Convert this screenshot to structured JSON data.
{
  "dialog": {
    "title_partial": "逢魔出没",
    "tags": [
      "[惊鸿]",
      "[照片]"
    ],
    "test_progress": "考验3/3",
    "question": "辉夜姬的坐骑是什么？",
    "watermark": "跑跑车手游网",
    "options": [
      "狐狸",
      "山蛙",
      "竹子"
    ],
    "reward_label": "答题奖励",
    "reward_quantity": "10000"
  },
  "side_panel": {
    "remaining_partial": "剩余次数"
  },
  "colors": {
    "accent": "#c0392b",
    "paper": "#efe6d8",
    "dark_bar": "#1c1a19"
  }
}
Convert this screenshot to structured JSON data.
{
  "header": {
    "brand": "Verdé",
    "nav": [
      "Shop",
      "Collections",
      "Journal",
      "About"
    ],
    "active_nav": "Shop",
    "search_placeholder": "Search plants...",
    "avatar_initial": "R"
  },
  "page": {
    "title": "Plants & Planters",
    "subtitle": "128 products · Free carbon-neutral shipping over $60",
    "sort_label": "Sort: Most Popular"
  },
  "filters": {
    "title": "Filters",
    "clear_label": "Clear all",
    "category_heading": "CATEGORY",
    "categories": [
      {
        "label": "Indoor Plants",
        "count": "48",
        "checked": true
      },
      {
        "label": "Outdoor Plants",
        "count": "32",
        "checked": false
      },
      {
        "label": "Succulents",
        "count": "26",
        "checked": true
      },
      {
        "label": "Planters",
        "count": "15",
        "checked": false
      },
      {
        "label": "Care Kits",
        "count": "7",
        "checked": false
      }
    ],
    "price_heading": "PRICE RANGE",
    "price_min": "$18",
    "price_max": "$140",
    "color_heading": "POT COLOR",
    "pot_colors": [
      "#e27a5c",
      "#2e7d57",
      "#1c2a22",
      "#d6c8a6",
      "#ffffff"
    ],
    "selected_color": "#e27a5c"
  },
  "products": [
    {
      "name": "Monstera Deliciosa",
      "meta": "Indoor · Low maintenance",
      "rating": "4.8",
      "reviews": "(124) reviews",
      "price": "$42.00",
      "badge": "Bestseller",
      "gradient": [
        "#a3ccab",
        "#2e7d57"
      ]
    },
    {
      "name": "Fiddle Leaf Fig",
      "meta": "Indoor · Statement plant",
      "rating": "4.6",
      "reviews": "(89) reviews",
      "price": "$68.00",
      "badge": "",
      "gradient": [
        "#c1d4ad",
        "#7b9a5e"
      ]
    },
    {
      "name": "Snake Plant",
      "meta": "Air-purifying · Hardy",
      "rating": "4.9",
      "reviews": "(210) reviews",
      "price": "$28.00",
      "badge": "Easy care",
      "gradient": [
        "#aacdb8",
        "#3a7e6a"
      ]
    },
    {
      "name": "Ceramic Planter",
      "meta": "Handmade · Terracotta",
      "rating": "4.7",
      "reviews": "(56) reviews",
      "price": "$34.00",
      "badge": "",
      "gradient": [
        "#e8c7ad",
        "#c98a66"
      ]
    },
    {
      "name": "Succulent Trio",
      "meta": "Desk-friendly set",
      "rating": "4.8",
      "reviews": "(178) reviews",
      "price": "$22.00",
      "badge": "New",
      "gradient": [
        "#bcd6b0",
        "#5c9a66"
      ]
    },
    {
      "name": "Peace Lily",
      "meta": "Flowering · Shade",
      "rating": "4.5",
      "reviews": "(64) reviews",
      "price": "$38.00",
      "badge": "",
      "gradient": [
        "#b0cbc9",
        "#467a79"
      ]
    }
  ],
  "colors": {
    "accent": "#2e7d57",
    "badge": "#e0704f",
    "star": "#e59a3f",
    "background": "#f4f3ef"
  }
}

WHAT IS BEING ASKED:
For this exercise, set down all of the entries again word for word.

RESPONSE:
Convert this screenshot to structured JSON data.
{
  "dialog": {
    "title_partial": "逢魔出没",
    "tags": [
      "[惊鸿]",
      "[照片]"
    ],
    "test_progress": "考验3/3",
    "question": "辉夜姬的坐骑是什么？",
    "watermark": "跑跑车手游网",
    "options": [
      "狐狸",
      "山蛙",
      "竹子"
    ],
    "reward_label": "答题奖励",
    "reward_quantity": "10000"
  },
  "side_panel": {
    "remaining_partial": "剩余次数"
  },
  "colors": {
    "accent": "#c0392b",
    "paper": "#efe6d8",
    "dark_bar": "#1c1a19"
  }
}
Convert this screenshot to structured JSON data.
{
  "header": {
    "brand": "Verdé",
    "nav": [
      "Shop",
      "Collections",
      "Journal",
      "About"
    ],
    "active_nav": "Shop",
    "search_placeholder": "Search plants...",
    "avatar_initial": "R"
  },
  "page": {
    "title": "Plants & Planters",
    "subtitle": "128 products · Free carbon-neutral shipping over $60",
    "sort_label": "Sort: Most Popular"
  },
  "filters": {
    "title": "Filters",
    "clear_label": "Clear all",
    "category_heading": "CATEGORY",
    "categories": [
      {
        "label": "Indoor Plants",
        "count": "48",
        "checked": true
      },
      {
        "label": "Outdoor Plants",
        "count": "32",
        "checked": false
      },
      {
        "label": "Succulents",
        "count": "26",
        "checked": true
      },
      {
        "label": "Planters",
        "count": "15",
        "checked": false
      },
      {
        "label": "Care Kits",
        "count": "7",
        "checked": false
      }
    ],
    "price_heading": "PRICE RANGE",
    "price_min": "$18",
    "price_max": "$140",
    "color_heading": "POT COLOR",
    "pot_colors": [
      "#e27a5c",
      "#2e7d57",
      "#1c2a22",
      "#d6c8a6",
      "#ffffff"
    ],
    "selected_color": "#e27a5c"
  },
  "products": [
    {
      "name": "Monstera Deliciosa",
      "meta": "Indoor · Low maintenance",
      "rating": "4.8",
      "reviews": "(124) reviews",
      "price": "$42.00",
      "badge": "Bestseller",
      "gradient": [
        "#a3ccab",
        "#2e7d57"
      ]
    },
    {
      "name": "Fiddle Leaf Fig",
      "meta": "Indoor · Statement plant",
      "rating": "4.6",
      "reviews": "(89) reviews",
      "price": "$68.00",
      "badge": "",
      "gradient": [
        "#c1d4ad",
        "#7b9a5e"
      ]
    },
    {
      "name": "Snake Plant",
      "meta": "Air-purifying · Hardy",
      "rating": "4.9",
      "reviews": "(210) reviews",
      "price": "$28.00",
      "badge": "Easy care",
      "gradient": [
        "#aacdb8",
        "#3a7e6a"
      ]
    },
    {
      "name": "Ceramic Planter",
      "meta": "Handmade · Terracotta",
      "rating": "4.7",
      "reviews": "(56) reviews",
      "price": "$34.00",
      "badge": "",
      "gradient": [
        "#e8c7ad",
        "#c98a66"
      ]
    },
    {
      "name": "Succulent Trio",
      "meta": "Desk-friendly set",
      "rating": "4.8",
      "reviews": "(178) reviews",
      "price": "$22.00",
      "badge": "New",
      "gradient": [
        "#bcd6b0",
        "#5c9a66"
      ]
    },
    {
      "name": "Peace Lily",
      "meta": "Flowering · Shade",
      "rating": "4.5",
      "reviews": "(64) reviews",
      "price": "$38.00",
      "badge": "",
      "gradient": [
        "#b0cbc9",
        "#467a79"
      ]
    }
  ],
  "colors": {
    "accent": "#2e7d57",
    "badge": "#e0704f",
    "star": "#e59a3f",
    "background": "#f4f3ef"
  }
}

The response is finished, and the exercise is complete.